What is expected
Within the entries below, every line containing "STKR" is to be copied.

Record extracts
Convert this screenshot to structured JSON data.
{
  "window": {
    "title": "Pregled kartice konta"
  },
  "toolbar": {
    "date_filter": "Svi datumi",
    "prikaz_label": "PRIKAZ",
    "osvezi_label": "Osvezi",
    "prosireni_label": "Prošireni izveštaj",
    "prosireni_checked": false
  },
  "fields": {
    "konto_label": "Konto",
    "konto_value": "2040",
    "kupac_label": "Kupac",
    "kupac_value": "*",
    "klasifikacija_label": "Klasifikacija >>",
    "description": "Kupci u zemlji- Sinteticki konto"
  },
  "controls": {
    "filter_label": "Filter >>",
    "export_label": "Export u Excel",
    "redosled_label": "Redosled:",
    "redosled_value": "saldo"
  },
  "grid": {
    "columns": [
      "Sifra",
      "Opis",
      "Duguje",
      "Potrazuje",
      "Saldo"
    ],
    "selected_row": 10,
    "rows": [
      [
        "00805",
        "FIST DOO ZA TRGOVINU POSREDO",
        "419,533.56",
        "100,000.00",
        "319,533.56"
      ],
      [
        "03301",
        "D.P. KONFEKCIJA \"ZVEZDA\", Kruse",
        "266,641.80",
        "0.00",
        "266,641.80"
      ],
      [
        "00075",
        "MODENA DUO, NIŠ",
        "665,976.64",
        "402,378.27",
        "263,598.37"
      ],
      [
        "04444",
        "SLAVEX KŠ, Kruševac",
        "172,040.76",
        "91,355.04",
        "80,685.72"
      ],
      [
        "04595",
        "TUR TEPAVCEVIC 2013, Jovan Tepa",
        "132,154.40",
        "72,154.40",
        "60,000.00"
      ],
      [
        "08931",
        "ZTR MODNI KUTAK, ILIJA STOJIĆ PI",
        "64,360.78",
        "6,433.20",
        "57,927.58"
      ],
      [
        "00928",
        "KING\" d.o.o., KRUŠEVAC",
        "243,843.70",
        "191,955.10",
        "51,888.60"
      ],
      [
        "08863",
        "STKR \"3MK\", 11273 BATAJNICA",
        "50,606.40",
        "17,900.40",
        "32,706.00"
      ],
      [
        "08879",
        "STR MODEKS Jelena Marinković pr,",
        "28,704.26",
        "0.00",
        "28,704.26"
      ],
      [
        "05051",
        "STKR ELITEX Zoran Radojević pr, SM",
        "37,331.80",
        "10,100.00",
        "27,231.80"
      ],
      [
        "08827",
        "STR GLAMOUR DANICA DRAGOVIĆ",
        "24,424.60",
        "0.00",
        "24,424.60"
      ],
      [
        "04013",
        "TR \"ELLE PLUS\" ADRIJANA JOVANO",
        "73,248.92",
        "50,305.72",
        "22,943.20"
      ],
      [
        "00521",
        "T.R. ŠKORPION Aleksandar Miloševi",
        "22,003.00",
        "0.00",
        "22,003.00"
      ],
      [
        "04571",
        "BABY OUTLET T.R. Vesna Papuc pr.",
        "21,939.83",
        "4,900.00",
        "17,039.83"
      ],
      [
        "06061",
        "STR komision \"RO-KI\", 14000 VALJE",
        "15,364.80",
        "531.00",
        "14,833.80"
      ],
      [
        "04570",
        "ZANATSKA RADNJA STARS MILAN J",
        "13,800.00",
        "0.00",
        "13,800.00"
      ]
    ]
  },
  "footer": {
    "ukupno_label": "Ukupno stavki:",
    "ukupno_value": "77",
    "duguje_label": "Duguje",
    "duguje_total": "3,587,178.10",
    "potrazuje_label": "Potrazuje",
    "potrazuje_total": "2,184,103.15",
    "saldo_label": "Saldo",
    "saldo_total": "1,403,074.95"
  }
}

Task answer
        "STKR \"3MK\", 11273 BATAJNICA",
        "STKR ELITEX Zoran Radojević pr, SM",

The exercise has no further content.